▸ TASK MATERIAL
= Beginning of Section =

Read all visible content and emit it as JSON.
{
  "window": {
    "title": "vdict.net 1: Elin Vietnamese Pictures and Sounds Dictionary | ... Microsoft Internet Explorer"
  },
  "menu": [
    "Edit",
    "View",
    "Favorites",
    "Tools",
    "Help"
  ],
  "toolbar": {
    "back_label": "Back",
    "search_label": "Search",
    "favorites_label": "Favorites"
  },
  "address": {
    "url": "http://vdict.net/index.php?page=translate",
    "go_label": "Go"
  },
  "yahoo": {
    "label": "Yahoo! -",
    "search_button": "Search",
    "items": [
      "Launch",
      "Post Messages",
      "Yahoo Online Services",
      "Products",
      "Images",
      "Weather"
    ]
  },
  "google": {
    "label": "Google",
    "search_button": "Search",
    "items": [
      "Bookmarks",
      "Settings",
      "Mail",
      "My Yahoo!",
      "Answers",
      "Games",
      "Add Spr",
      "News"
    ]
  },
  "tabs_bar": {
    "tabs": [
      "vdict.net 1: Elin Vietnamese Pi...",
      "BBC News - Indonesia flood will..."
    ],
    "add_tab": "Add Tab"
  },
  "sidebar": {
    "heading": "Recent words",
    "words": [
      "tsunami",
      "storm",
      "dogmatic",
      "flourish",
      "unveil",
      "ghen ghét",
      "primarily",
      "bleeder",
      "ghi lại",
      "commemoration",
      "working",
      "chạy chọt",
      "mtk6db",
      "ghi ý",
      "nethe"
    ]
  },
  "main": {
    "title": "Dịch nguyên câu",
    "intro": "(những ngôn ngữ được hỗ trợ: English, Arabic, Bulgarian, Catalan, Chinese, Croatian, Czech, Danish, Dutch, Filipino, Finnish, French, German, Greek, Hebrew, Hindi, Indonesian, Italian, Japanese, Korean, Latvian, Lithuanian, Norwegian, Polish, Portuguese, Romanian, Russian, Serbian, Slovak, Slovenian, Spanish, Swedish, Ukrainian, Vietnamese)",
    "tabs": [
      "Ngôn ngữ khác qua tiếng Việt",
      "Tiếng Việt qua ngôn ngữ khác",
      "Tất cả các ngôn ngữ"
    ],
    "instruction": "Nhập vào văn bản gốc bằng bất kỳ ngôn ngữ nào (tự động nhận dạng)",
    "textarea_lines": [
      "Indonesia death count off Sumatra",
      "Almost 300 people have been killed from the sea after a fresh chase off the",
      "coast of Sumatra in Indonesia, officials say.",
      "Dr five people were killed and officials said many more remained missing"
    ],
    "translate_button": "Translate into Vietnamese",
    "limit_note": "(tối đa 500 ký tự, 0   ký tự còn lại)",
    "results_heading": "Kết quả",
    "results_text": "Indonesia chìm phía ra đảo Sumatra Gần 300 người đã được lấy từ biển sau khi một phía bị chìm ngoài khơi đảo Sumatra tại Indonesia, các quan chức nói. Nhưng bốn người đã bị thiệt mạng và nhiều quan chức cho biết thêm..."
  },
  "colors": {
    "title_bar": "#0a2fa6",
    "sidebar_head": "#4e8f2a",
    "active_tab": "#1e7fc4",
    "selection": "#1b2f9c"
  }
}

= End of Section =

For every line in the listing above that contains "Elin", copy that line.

▸ SOLUTION TO THE EXERCISE
    "title": "vdict.net 1: Elin Vietnamese Pictures and Sounds Dictionary | ... Microsoft Internet Explorer"
      "vdict.net 1: Elin Vietnamese Pi...",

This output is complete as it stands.